Top 4 Benefits for Accepting Cash Payments in Retail
As the U.S. economy continues to face an uncertain future, with purchasing behaviors in flux that directly affect the retail industry, many businesses are redoubling their efforts to reduce their operating costs. A popular strategy is to look for ways to process transactions more cost-effectively, and the cost of credit card transaction fees wears a big target. Many small business owners don’t realize just how much the processing fees affect their bottom line.
There are a few strategies to help retailers minimize credit card processing fees, but the other side of the coin (no pun intended) is to encourage cash transactions where possible. Cash offers several benefits that make the payment option an important element of tightening your belt.
- No fees: To accept cash, there are no fees paid to external parties. That’s in stark contrast to the 1.5 to 3.5 percent transaction fees levied by major credit card companies1. And the fees themselves can vary quite a bit depending on the type of card, the amount of the transaction, and the industry of the product/service being purchased. With a combination of interchange fees, payment process fees, and assessment fees, it can get complicated quickly. Cash is decidedly simple by comparison.

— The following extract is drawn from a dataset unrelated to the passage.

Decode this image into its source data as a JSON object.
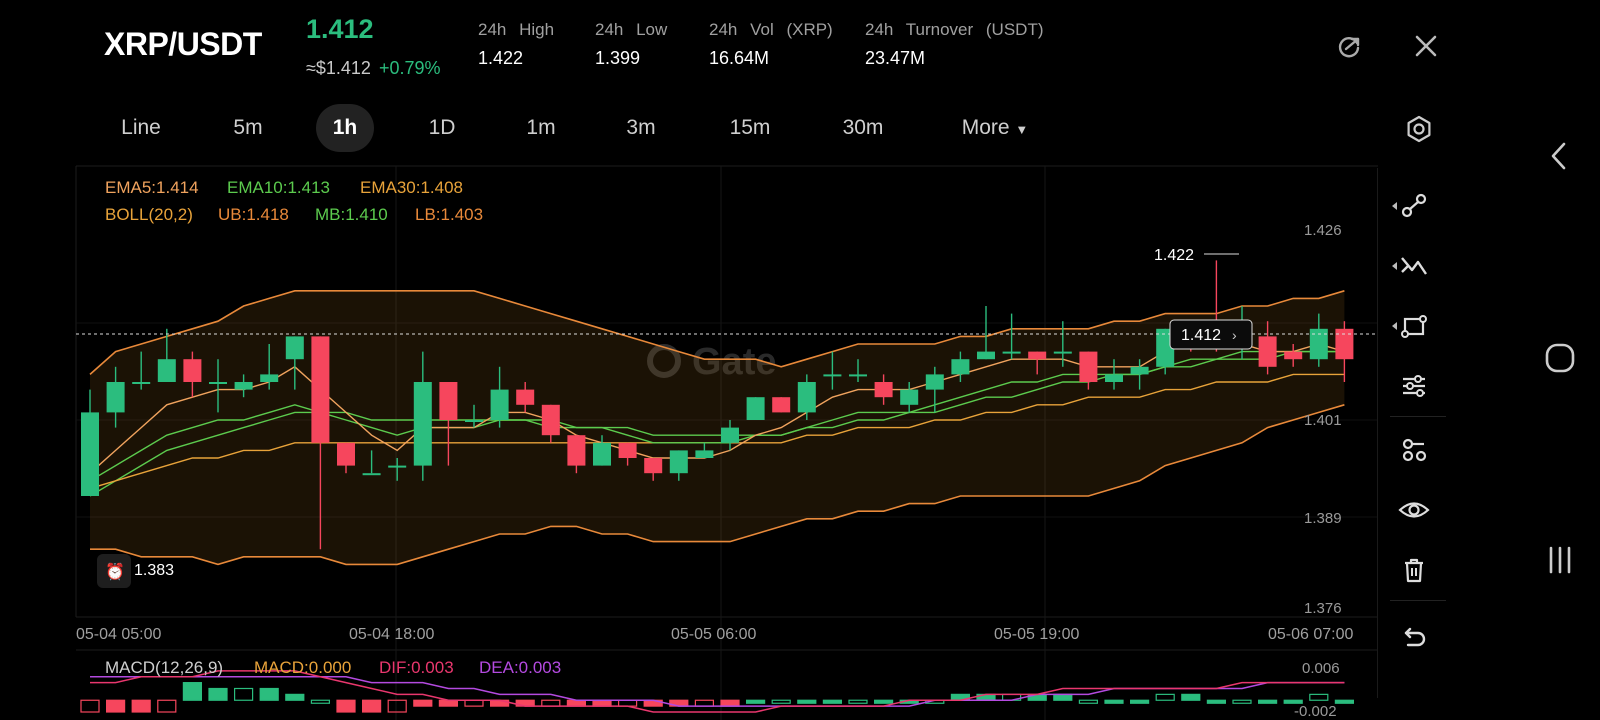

- Lower risk: Compared to credit card fraud, cash is much lower risk. The U.S. Treasury estimates the risk of encountering a counterfeit bill at one bill per 10,000, which pales in comparison to the rising rate of credit card fraud. Recent data show that more than 150 million Americans have been victims, or about 65 percent of credit and credit card holders2. That means that by using cash, consumers and merchants both avoid the complication (and losses) of fraud chargebacks.
- Convenience: In terms of which payment option is easier, cards and mobile devices or cash, it amounts to a draw. For the consumer, although the number of Americans who go “cashless” is continuing to rise, purchase behavior is still split fairly evenly, indicating that people operate just as easily with one or the other. Cash is ready to use, allowing for immediate use—for the consumer, it’s in hand at the point of purchase; for the merchant, the funds are available as soon as a deposit is made at the bank. In fact, 14%, of Americans still use cash for all or almost all of their purchases, according to a recent Pew study3.
- Reliability: For consumers weary of protecting themselves from credit card fraud and online theft, cash avoids that arena altogether. Simply put, a $50 note can’t be hacked. In addition, without a digital component, any risk of theft is limited to the cash in hand, not an entire life savings. Cash is also not subject to loss due to accidental immersion in water or dropping (as with a phone), or access problems. If the system is down or you’re “out of range,” you’re out of luck. Not so with cash.
Two pieces of legislation now making their way through Congress—the Payment Protection Act and the Credit Card Competition Act—address the nation’s payment systems, working to provide protections for consumers and businesses alike. Both efforts are a clear sign that cash is still very much an important part of the payment ecosystem, helping to serve the interests of merchants as well as a broad swath of the population.
In fact, there is a global shift toward using cash and away from the pandemic trend of going cashless. In the U.S., roughly six-in-ten Americans (59%) say that in a typical week, at least some of their purchases are paid for using cash, and a majority of Americans (58%) say they try to make sure they always have cash in their wallets2. Protest movements against cashless business practices have even popped up recently, including one in Australia from July 3 – 10 called “Cash Only Week,” where citizens were encouraged to pay with cash “for everything you can.”
As the share of in-person purchases rebounds closer to pre-pandemic levels4, retailers should be ready to offer consumers the option to pay based on preference to make doing business with you easy. But to keep your operating margin as low as possible, you can also implement a cash discounting program to incentivize customers to pay with cash.
Whatever multi-payment-method operation you have in place, it might make sense to consider integrating a cash-handling solution into the mix. As an industry-leading provider of cash management solutions and an active supporter of all payment forms, Loomis can help you determine what makes sense for your business.